We went on that afternoon to discuss the timing of her prayers and it’s correspondence to my most difficult seasons. God knew my courage had worn out. He knew my prayers were weak. He knew I needed what Barbara Shaw had in spades… faith. So for a season, he used hers to build mine.

It takes a special kind of focus to let go of our own agenda and fear can easily set in when we perceive our own loss of control, when we can’t manage our expectations.

But Lord I thought it was going to look like this… I thought you were going to allow that… Those conversations left to run rampant in my thoughtlife can snuff out the courage that wants to say, I don’t know how or when or where or really I don’t know any answer to any question, but still I will step forward. I believe the sea will split, I believe the lion won’t bite, I believe the water will hold me, I believe… I will believe with a reckless kind of faith that the limb I am metaphorically crawling out on won’t break, because it’s attached to a tree that has never fallen.


My girls’ story on earth continues to be messy. I still struggle through all the natural questions parents have when earthly dreams shatter, but I am a citizen of another place. I have courage today’s page isn’t the end of the story. I take a supernatural hit from the Source of love, patience, kindness, goodness, etc… Yesterday I took the oldest shopping for her 19th birthday. I whispered into her ear as we hugged afterwards… “If the seven billion people in the planet lined up in order of how much they loved you, I would be the line leader.” Courage makes love come easy.

And so I hold on, and I trust. Then listen and step. Then cry and run out of what I need, and ask for more filling. Then I feel him respond, and give me what I need (often more than I need) and I know again I am not alone in this pursuit-of-lost-lambs.

Somehow all of that connecting between my Creator and I, translates into a relationship with a holy God who meets me when I need it most. It’s a beautiful invitation into a wildly chaotic world on the arm of the Prince of Peace. There, in that posture, I feel courage well up in me for this adventure and a thousand more.

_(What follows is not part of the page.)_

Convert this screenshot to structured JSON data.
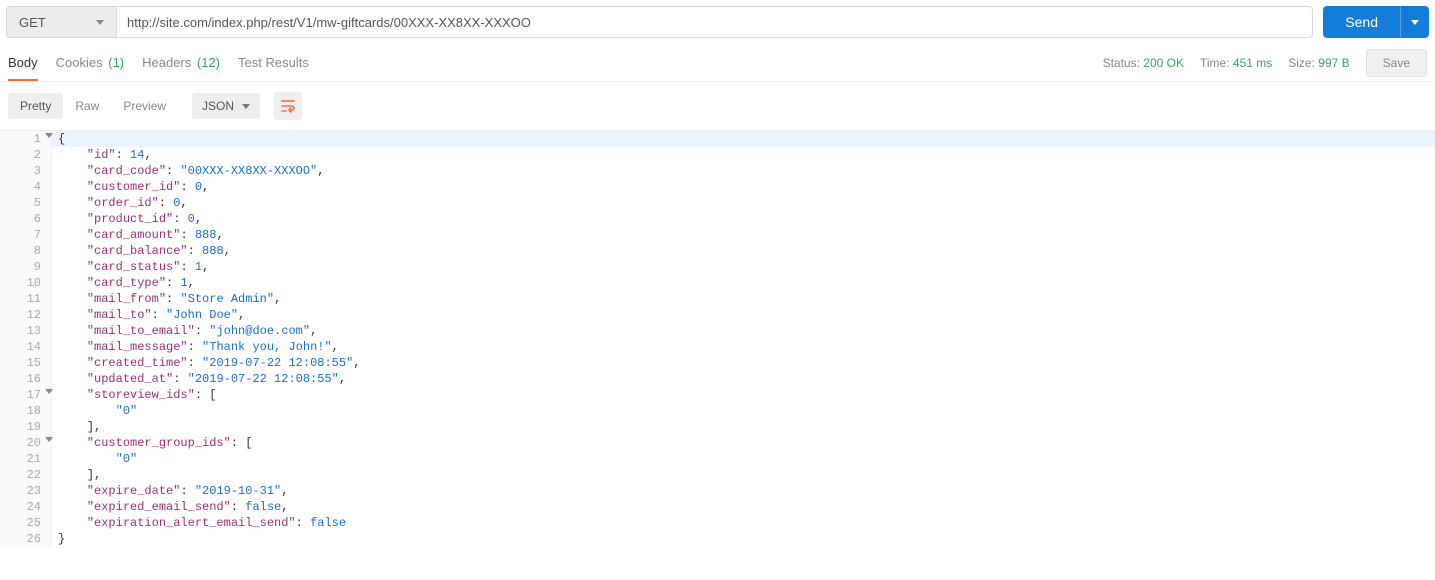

Beth Guckenberger is the mother of a bunch of biological, adopted and foster children.  She and her husband, Todd, direct Back2Back Ministries.  Beth is the author of several books on the journey of their life abroad.